■ TASK DIRECTIONS ■
For each line in the data below that has the word "icon", copy that line.
________
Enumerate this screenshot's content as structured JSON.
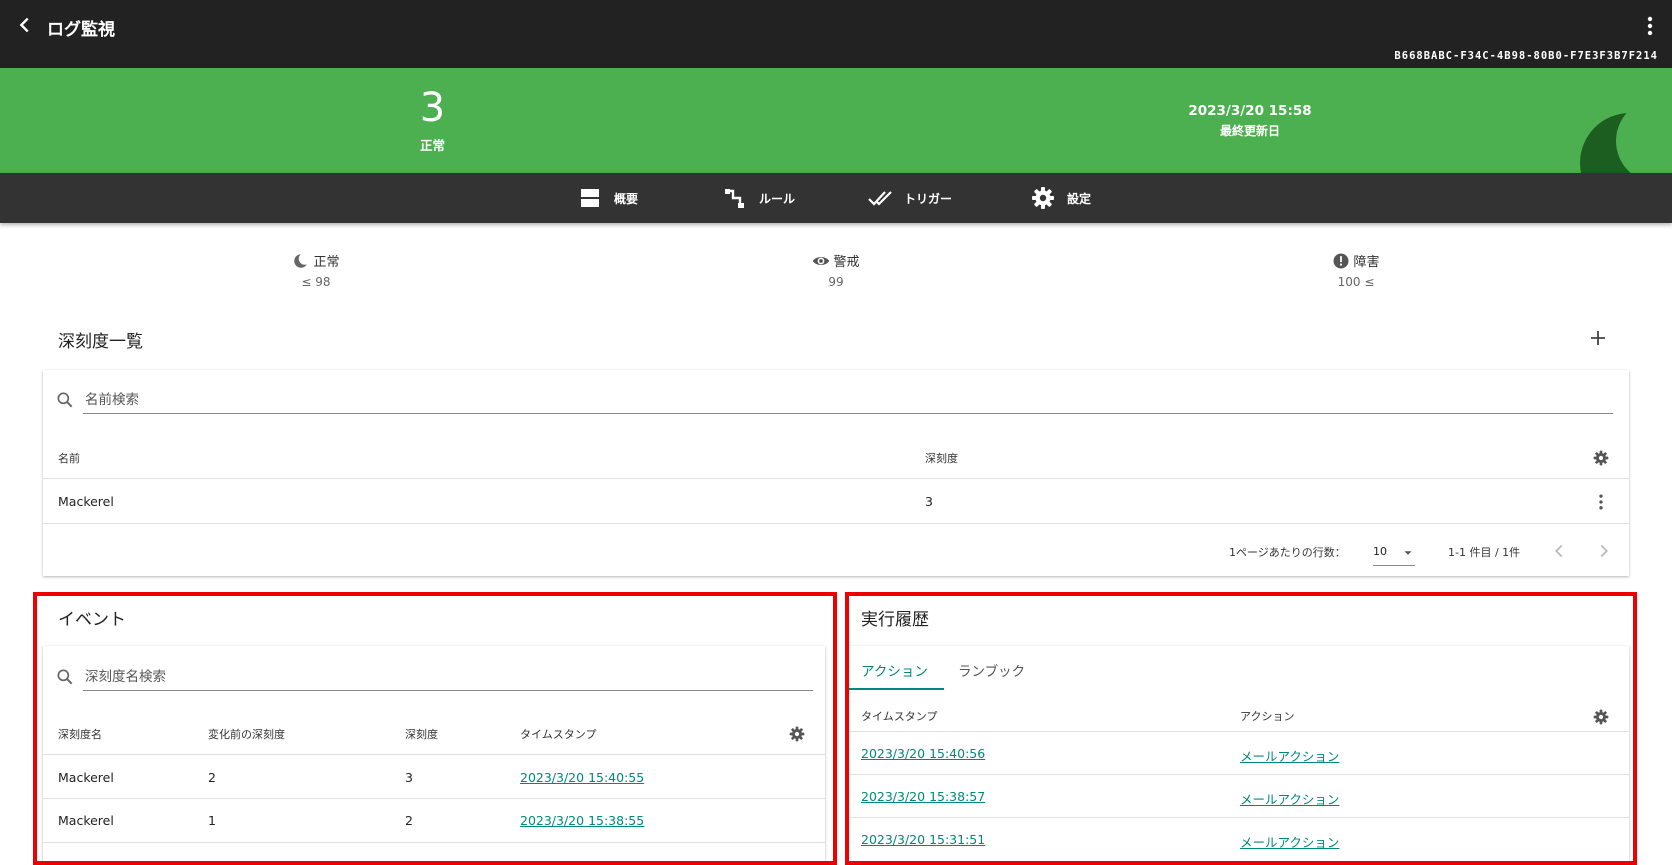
{
  "app": {
    "title": "ログ監視",
    "monitor_id": "B668BABC-F34C-4B98-80B0-F7E3F3B7F214"
  },
  "status": {
    "count": "3",
    "label": "正常",
    "updated_date": "2023/3/20 15:58",
    "updated_label": "最終更新日",
    "color": "#4caf50"
  },
  "nav": {
    "items": [
      {
        "label": "概要",
        "icon": "view-agenda-icon"
      },
      {
        "label": "ルール",
        "icon": "rule-flow-icon"
      },
      {
        "label": "トリガー",
        "icon": "double-check-icon"
      },
      {
        "label": "設定",
        "icon": "gear-icon"
      }
    ]
  },
  "thresholds": [
    {
      "label": "正常",
      "value": "≤ 98",
      "icon": "moon-icon"
    },
    {
      "label": "警戒",
      "value": "99",
      "icon": "eye-icon"
    },
    {
      "label": "障害",
      "value": "100 ≤",
      "icon": "alert-circle-icon"
    }
  ],
  "severity_list": {
    "title": "深刻度一覧",
    "search_placeholder": "名前検索",
    "columns": [
      "名前",
      "深刻度"
    ],
    "rows": [
      {
        "name": "Mackerel",
        "severity": "3"
      }
    ],
    "pagination": {
      "rows_per_page_label": "1ページあたりの行数：",
      "rows_per_page": "10",
      "range": "1-1 件目 / 1件"
    }
  },
  "events": {
    "title": "イベント",
    "search_placeholder": "深刻度名検索",
    "columns": [
      "深刻度名",
      "変化前の深刻度",
      "深刻度",
      "タイムスタンプ"
    ],
    "rows": [
      {
        "name": "Mackerel",
        "before": "2",
        "severity": "3",
        "timestamp": "2023/3/20 15:40:55"
      },
      {
        "name": "Mackerel",
        "before": "1",
        "severity": "2",
        "timestamp": "2023/3/20 15:38:55"
      }
    ]
  },
  "history": {
    "title": "実行履歴",
    "tabs": [
      "アクション",
      "ランブック"
    ],
    "columns": [
      "タイムスタンプ",
      "アクション"
    ],
    "rows": [
      {
        "timestamp": "2023/3/20 15:40:56",
        "action": "メールアクション"
      },
      {
        "timestamp": "2023/3/20 15:38:57",
        "action": "メールアクション"
      },
      {
        "timestamp": "2023/3/20 15:31:51",
        "action": "メールアクション"
      }
    ]
  },
  "colors": {
    "accent": "#00897b",
    "highlight": "#ee0000",
    "topbar": "#222222",
    "navbar": "#333333"
  }
}
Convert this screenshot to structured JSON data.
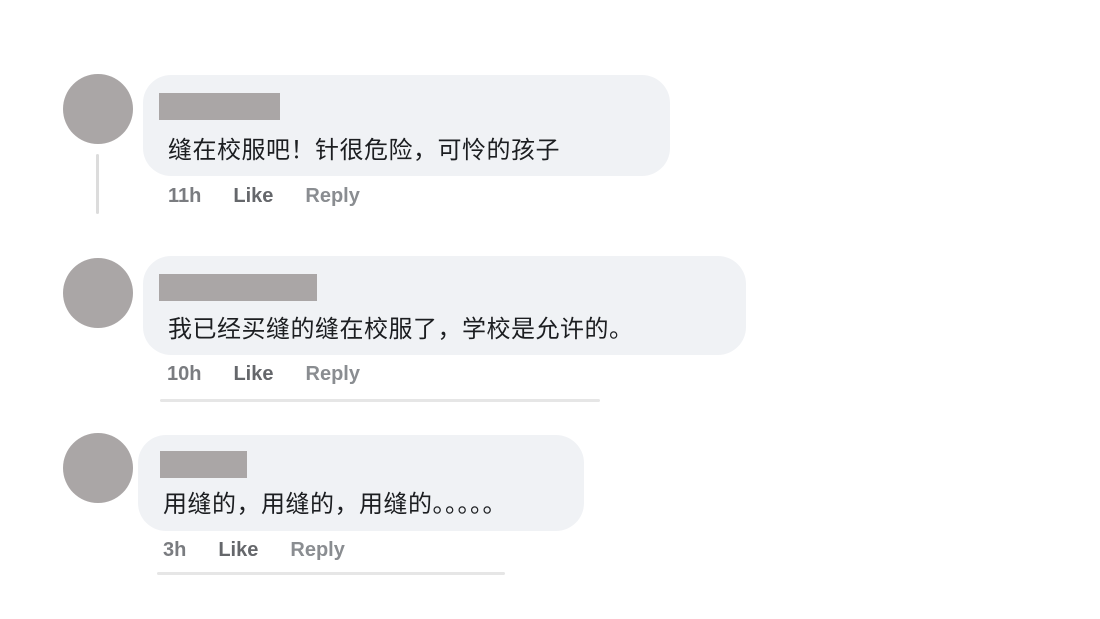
{
  "comments": [
    {
      "text": "缝在校服吧！针很危险，可怜的孩子",
      "time": "11h",
      "like_label": "Like",
      "reply_label": "Reply"
    },
    {
      "text": "我已经买缝的缝在校服了，学校是允许的。",
      "time": "10h",
      "like_label": "Like",
      "reply_label": "Reply"
    },
    {
      "text": "用缝的，用缝的，用缝的。。。。。",
      "time": "3h",
      "like_label": "Like",
      "reply_label": "Reply"
    }
  ],
  "colors": {
    "bubble": "#f0f2f5",
    "avatar_placeholder": "#aaa6a6",
    "meta_text": "#65676b"
  }
}
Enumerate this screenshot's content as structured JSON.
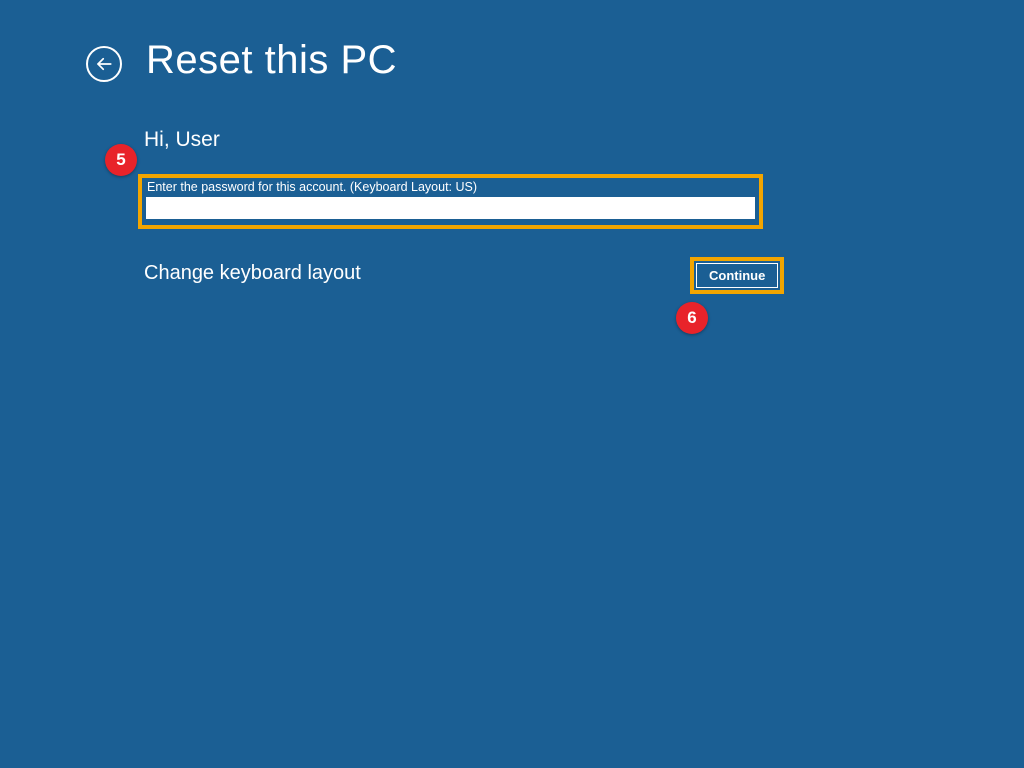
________
■ SOLUTION TO THIS TASK ■
        "icon": "view-agenda-icon"
        "icon": "rule-flow-icon"
        "icon": "double-check-icon"
        "icon": "gear-icon"
      "icon": "moon-icon"
      "icon": "eye-icon"
      "icon": "alert-circle-icon"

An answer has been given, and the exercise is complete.